woman with hand held high, surrounded by smoke
FILE - In this Saturday, Dec. 30, 2017 photo made by an individual not employed by the Associated Press and obtained by the AP outside Iran, a university student attends a protest inside Tehran University while a smoke grenade is thrown by Iranian police, in Tehran, Iran. Demonstrations over the country's flagging economy began on Dec. 28 and quickly spread across the country. (AP Photo, File)

The Realities behind Iran’s demonstrations

The protests shaking provincial cities and towns in Iran since December 28 are a new and different phenomenon for the Islamic Republic. Young, politically voiceless people of modest means are apparently frustrated over the economic prospects and inequities they perceive. The Middle East Institute (MEI) and Radio Free Europe/Radio Liberty (RFE/RL) are pleased to host a discussion providing an inside view of the demonstrations and how they contrast with the “Green Movement” of 2009 or an Iranian “spring” of the like that spread through the Arab world in 2011.

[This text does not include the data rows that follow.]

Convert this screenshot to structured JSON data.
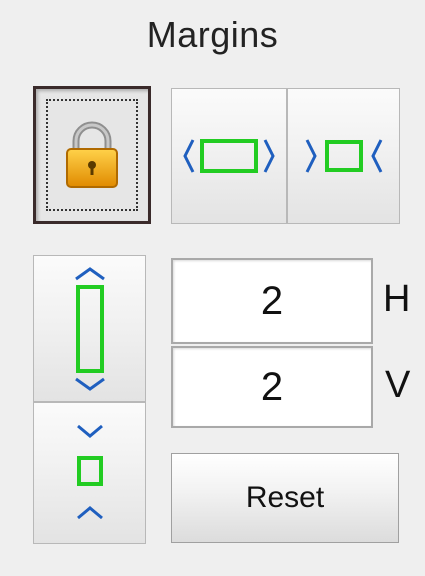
{
  "panel": {
    "title": "Margins"
  },
  "toolbar": {
    "lock": {
      "icon": "padlock-icon",
      "state": "pressed"
    },
    "grow_horizontal": {
      "icon": "expand-horizontal-icon"
    },
    "shrink_horizontal": {
      "icon": "shrink-horizontal-icon"
    },
    "grow_vertical": {
      "icon": "expand-vertical-icon"
    },
    "shrink_vertical": {
      "icon": "shrink-vertical-icon"
    }
  },
  "fields": {
    "horizontal": {
      "value": "2",
      "label": "H"
    },
    "vertical": {
      "value": "2",
      "label": "V"
    }
  },
  "actions": {
    "reset_label": "Reset"
  },
  "colors": {
    "icon_green": "#22cc22",
    "icon_blue": "#1f5fbf",
    "lock_gold": "#f2a500",
    "background": "#efefef"
  }
}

Golnaz Esfandiari
Senior correspondent, RFE/RL
Golnaz Esfandiari is a senior correspondent in RFE/RL’s Central Newsroom and editor of the award-winning Persian Letters blog. She was previously chief editor of RFE/RL‘s Persian Service, Radio Farda. Her reporting and analysis on Iran have been cited by The New York Times, The New Yorker, The Atlantic, The Wall Street Journal, Foreign Policy, The Los Angeles Times, and The Weekly Standard, and she is frequently sought out to provide commentary on Iran, including by CNN, NPR, BBC, and Czech, Slovak, Polish, Argentinian, and South African television and radio channels. Esfandiari has worked as a consultant on Iran with Freedom House, authoring several of their reports on human rights and press freedom in Iran. In 2013, she was tagged for the third year in a row in Foreign Policy’s Top 100 Twitterati list.

Ahmed Majidyar
Director, IranObserved, MEI
Ahmad Khalid Majidyar is a fellow and the director of IranObserved Project at the Middle East Institute. From 2008 to 2015, Majidyar worked as a senior research associate at the American Enterprise Institute (AEI), where he co-authored two monographs on Iran: Iranian Influence in the Levant, Egypt, Iraq and Afghanistan (AEI 2012), and The Shi’ites of the Middle East: An Iranian fifth column? (AEI 2014). He also published a number of research papers on Iran, Afghanistan and Pakistan. As an instructor with the Naval Postgraduate School’s Leadership Development and Education for Sustained Peace program (2008-2016), Majidyar provided graduate-level seminars to more than 3,000 U.S. and NATO military leaders on Afghanistan and the broader region. In addition, he has provided briefings on Iran and Afghanistan at the Defense Intelligence Agency, the Joint IED Defeat Organization, the National Defense University, the State Department, and Congress; and he has spoken as a guest analyst at think tanks, universities, and world affairs councils.

Negar Mortazavi
Freelance journalist
Negar Mortazavi is an Iranian-American journalist covering Iran in English and Persian. She writes, reports and tweets on Iran extensively and is a frequent commentator on Iran at MSNBC, BBC, PRI, The New York Times, Al-Jazeera, The Huffington Post, and international outlets across the world in Lebanon, Iraq, Israel, Turkey, Switzerland, and Japan. She worked as a TV presenter at Voice of America Persian where she hosted a daily hour-long interactive show that discussed current affairs with Iranians across the world
Alex Vatanka
Senior fellow, MEI
Alex Vatanka (الکس وطن خواه) specializes in Middle Eastern regional security affairs with a particular focus on Iran. From 2006 to 2010, he was the managing editor of Jane’s Islamic Affairs Analyst. From 2001 to 2006, he was a senior political analyst at Jane’s in London (UK) where he mainly covered the Middle East. Alex is also a senior fellow in Middle East Studies at the US Air Force Special Operations School (USAFSOS) at Hurlburt Field and teaches as an adjunct professor at DISAM at Wright-Patterson AFB. He has lectured widely for both governmental and commercial audiences, including the US Departments of State and Defense, US intelligence agencies, US Congressional staff, and Middle Eastern energy firms. Beyond Jane’s, the Middle East Institute and the Jamestown Foundation, he has written for such outlets as The Christian Science Monitor, Foreign Affairs, Americas Quarterly, CNN.com, Al Monitor, the Journal of International Security Affairs, BBC Persian Online, The National Interest, The World Today, PBS, Daily Beast, the Jerusalem Post, Journal of Democracy and the Council of Foreign Relations.

Ishaan Tharoor, Moderator
Foreign Affairs Reporter, The Washington Post
Ishaan Tharoor is a foreign affairs writer at The Washington Post, where he pens “Today’s Worldview,” a daily column on global affairs. He previously was a senior editor at TIME, based first in Hong Kong and later in New York.